- Thrash 2.0: The long overdue second edition of my fighting game RPG. I really need to get my crap together on this. I’ve got a lot of the work finished; mainly I need to fill in the rest of the maneuvers and commence playtesting.
- Tokyo Heroes: My sentai/magical girl RPG. The first playtest went pretty well, and I have plenty of stuff to work on.
- we are flat: A trilogy of short games inspired by the “superflat” art movement, which means really weird, twisted anime/manga-inspired stuff. The first game, Moonsick, is actually coming along pretty well. It borrows a lot from The Mountain Witch, and it’s weird as all get-out.
- Nekketsu! Battle Stars: The idea (which came together over the past few days) is to put together a general, light system for melodramatic, manga-style battles (as seen in titles like Bleach and Naruto), and present three radically different settings with freely tweaked rules. Nekketsu (熱血) means something like “hot-blooded” in Japanese, and refers to crazy, over-the-top fighting heroes.
- Distorted Futures: “A Dystopian Ass-Kicking RPG.” Like Neo or Violet or V, you can make the world a better place, but what will you sacrifice?
- I Hate You: “A Cartoon CSI Game For Two Good Friends.” Coyote vs. Roadrunner, Tom vs. Jerry, etc., as a competitive RPG.
Also, from the world of video games, Prof. Henry Jenkins of MIT was interviewed for GameDaily.biz, and he had a lot to say about the medium’s growing and changing identitiy. On the one hand, the industry is facing all kinds of idiotic criticism, but on the other hand it’s caught up in its own notions about what a video game should be:
HJ: Let’s be clear: the word, game, as used in the games industry, seems to mean anything you do on a computer for fun. The game industry lumps together a variety of different things, sports, games, design tools, toys, role play, stories, which we might keep separate in the real world and calls them all games. This is powerful from a marketing stand point.

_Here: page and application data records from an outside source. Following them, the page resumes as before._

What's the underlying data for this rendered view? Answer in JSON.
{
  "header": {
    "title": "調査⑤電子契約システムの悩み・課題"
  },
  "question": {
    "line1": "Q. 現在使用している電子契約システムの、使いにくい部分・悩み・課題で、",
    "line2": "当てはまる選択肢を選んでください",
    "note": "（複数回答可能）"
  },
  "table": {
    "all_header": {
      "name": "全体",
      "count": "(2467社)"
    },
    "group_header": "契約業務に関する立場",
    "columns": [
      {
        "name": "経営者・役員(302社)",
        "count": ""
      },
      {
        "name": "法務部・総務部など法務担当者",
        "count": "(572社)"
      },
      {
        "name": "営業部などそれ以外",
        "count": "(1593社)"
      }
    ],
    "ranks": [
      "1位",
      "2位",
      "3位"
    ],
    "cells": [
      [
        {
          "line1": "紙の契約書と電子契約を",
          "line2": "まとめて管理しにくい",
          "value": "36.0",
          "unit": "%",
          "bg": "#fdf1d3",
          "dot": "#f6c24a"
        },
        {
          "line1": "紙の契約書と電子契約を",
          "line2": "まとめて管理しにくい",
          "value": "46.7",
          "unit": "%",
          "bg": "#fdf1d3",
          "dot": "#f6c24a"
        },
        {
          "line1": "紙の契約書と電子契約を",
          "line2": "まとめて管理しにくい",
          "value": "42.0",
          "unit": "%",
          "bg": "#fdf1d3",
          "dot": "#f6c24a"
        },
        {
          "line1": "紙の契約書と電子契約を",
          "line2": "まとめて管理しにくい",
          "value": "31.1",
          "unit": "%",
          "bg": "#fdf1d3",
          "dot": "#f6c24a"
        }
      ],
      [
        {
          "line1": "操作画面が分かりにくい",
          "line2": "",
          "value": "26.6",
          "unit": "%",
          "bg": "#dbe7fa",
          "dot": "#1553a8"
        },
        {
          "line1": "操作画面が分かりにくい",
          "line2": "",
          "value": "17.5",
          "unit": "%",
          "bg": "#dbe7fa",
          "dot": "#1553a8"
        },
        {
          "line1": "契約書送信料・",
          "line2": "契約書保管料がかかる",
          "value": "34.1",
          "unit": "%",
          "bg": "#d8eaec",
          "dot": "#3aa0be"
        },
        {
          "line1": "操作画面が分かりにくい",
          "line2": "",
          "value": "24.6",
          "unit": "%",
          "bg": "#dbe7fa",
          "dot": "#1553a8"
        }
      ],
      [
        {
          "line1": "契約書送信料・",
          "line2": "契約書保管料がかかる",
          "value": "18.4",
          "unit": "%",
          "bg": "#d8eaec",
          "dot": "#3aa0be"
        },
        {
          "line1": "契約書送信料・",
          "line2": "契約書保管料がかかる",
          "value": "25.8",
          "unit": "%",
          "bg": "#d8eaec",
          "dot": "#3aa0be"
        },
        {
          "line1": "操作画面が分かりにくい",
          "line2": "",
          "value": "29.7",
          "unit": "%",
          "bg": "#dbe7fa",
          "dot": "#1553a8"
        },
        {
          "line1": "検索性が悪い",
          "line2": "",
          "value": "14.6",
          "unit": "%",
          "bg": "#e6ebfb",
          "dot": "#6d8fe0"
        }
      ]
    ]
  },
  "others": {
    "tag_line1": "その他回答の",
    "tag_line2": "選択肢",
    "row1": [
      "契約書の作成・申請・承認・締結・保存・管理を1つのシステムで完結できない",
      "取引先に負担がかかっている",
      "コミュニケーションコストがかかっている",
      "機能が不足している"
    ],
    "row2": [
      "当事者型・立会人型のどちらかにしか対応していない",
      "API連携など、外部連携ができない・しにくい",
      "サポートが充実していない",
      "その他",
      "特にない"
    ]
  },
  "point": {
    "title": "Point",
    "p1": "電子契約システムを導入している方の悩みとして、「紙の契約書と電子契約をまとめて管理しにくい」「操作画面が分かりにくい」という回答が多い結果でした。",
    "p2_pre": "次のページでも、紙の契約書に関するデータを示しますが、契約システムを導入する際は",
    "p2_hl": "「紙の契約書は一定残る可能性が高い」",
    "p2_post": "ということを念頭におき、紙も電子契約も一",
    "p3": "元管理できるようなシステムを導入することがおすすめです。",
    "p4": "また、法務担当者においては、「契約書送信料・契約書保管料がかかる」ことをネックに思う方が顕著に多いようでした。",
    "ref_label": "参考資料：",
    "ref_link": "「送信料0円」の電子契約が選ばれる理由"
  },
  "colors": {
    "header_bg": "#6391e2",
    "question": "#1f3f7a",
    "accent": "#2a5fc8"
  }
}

Then, on the other hand, they use the word, “games” rather narrowly to repel outside competitors and block new ideas. When Brenda Laurel tried to develop a girl’s game movement, the recurring response was that these were not really games. The same response has from time to time been directed against educational games, serious games, and casual games, that is, anything that doesn’t fit their marketing model or that might allow people outside the core industry to expand our understanding of what their medium could do.